Sanders, a U.S. senator from Vermont, has won seven out of the last eight state-level Democratic nominating contests, trying to chip away at Clinton's big lead in the number of delegates needed to secure the party's nomination.
Wyoming's 14 Democratic delegates - fewer than any other state - are awarded proportionally based on support from individuals participating in the nominating contest.
Early estimates showed that while Sanders won the contest, both he and Clinton would likely receive seven delegates each in the close race, maintaining Clinton's lead overall.
Going into Wyoming, Clinton had more than half of the 2,383 delegates needed to win the nomination.
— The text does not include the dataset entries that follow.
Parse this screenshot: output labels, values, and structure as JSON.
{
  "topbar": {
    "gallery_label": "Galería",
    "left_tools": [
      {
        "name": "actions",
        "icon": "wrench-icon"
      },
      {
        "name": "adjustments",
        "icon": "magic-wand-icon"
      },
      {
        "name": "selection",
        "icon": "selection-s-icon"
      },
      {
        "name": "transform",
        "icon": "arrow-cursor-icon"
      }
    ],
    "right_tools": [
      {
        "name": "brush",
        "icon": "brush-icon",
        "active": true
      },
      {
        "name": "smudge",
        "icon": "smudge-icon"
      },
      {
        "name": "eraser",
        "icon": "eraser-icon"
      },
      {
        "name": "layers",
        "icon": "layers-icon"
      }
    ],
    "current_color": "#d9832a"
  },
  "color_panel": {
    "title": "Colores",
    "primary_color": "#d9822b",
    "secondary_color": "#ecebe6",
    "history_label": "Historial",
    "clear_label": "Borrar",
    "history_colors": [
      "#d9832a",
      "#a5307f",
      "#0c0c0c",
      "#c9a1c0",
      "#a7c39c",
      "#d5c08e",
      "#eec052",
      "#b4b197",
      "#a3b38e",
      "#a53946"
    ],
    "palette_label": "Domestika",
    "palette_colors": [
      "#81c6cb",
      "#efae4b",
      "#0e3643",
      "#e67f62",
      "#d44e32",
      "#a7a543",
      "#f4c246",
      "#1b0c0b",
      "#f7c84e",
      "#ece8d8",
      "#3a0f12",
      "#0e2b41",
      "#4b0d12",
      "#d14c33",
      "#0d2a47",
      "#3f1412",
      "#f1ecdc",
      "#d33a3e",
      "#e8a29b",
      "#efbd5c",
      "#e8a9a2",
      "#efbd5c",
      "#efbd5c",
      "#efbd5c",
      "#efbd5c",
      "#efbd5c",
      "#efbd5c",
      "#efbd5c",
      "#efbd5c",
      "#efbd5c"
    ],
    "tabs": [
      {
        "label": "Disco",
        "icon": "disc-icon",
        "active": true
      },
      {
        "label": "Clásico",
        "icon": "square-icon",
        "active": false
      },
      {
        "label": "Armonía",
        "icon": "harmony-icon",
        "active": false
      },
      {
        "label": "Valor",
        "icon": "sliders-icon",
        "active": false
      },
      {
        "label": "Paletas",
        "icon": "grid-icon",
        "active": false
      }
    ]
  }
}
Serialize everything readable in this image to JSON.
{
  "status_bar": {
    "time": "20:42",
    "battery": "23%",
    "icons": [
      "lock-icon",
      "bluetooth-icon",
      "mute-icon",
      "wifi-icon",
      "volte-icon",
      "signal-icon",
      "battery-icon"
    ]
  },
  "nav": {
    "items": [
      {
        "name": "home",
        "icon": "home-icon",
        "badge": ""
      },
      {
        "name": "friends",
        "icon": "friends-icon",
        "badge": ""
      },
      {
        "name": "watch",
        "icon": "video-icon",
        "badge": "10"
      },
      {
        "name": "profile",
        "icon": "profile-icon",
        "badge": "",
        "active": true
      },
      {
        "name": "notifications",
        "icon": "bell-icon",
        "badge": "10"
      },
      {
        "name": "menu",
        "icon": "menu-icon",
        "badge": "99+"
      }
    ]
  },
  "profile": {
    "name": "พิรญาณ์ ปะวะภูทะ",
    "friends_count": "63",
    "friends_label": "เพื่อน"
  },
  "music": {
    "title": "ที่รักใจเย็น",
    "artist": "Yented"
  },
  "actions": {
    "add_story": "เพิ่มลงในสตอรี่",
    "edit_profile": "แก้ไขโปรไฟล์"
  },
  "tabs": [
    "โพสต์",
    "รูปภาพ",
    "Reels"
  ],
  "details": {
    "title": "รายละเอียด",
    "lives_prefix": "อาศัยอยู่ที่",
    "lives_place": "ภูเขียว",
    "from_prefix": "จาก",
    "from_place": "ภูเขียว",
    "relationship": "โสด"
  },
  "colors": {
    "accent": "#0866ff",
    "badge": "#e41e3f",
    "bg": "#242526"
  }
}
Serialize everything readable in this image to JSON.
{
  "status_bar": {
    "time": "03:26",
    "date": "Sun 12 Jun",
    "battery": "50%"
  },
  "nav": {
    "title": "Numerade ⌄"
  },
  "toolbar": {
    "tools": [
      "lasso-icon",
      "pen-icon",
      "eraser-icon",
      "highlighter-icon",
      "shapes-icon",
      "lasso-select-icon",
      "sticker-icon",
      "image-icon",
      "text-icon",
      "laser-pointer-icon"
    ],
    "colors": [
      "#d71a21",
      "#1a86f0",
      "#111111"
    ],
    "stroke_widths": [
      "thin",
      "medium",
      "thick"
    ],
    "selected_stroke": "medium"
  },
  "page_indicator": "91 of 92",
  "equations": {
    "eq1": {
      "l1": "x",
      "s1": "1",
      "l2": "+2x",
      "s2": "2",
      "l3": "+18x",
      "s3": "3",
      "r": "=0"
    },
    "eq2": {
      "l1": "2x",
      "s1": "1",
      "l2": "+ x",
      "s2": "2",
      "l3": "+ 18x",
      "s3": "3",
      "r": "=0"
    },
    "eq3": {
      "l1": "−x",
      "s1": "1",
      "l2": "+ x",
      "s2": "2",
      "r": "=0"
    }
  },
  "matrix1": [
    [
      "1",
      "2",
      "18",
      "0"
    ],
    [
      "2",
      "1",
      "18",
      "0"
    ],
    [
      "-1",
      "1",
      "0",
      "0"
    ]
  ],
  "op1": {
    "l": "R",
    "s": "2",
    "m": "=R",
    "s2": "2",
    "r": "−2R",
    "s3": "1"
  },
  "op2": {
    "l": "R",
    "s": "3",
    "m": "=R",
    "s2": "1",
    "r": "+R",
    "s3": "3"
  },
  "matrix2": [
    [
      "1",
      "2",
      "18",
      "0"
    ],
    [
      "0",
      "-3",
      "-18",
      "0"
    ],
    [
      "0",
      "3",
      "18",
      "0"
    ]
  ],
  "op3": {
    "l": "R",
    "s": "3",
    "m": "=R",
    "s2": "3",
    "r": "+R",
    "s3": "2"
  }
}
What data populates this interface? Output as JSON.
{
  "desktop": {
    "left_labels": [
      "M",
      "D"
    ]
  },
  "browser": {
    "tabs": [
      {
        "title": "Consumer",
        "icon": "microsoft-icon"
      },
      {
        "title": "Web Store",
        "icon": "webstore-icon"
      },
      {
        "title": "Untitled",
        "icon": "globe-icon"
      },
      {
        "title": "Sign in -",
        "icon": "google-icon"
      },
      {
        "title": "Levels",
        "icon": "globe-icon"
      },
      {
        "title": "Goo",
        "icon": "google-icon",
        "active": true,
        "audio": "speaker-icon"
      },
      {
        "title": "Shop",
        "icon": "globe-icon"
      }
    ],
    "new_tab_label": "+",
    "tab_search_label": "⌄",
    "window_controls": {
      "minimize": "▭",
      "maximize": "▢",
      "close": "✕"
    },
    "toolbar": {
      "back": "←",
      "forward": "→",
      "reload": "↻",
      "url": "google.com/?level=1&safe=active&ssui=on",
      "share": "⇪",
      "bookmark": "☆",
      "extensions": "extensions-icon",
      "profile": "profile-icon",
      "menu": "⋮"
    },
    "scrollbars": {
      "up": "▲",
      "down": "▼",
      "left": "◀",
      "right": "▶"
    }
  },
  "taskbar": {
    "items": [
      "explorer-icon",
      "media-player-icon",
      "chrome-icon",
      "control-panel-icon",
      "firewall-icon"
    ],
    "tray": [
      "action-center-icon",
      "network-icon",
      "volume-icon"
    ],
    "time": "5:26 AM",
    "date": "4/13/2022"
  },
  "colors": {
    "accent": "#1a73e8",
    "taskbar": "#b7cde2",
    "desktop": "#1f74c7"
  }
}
Sanders trailed her by 250 pledged delegates, those awarded based on the results of the state nominating contests.
Clinton's lead widens when superdelegates, Democratic leaders who can decide whom to support at the party's July convention, are included in the tallies.
Clinton and Sanders both spent Saturday campaigning in New York, which holds its contest on April 19 and where a total of 291 delegates are up for grabs, more than 10 percent of the tally needed to win the party's nomination.
Sanders' wife, Jane Sanders, went onstage where he was speaking at a community college in Queens, a borough of New York City, to alert him to Saturday's victory.
"News bulletin - we just won Wyoming!" Sanders said to cheers.
Speaking to reporters after the event, Sanders said he believed he had enough momentum to secure the nomination.
"We are closing very fast," Sanders said.
Clinton, a former U.S. secretary of state, campaigned in the nearby borough of Brooklyn, where her campaign is based.
Clinton represented New York as a U.S. senator and considers the state her home turf. Recent polls have shown Clinton more than 10 points ahead in the state.
Tension between the two candidates flared earlier this week in a party race that has typically focused on policies and not personal attacks. The candidates dialed back their criticism of one another on Friday.
In Wyoming's Republican contest last month, U.S. Senator Ted Cruz of Texas beat New York billionaire Donald Trump, the party's front-runner. Cruz is trying to block Trump from receiving enough delegates to win the nomination outright, which would lead to a contested convention in July.
A new Reuters/Ipsos poll shows that a third of Trump's Republican supporters could consider abandoning the party's candidate if Trump is denied the nomination at a contested convention.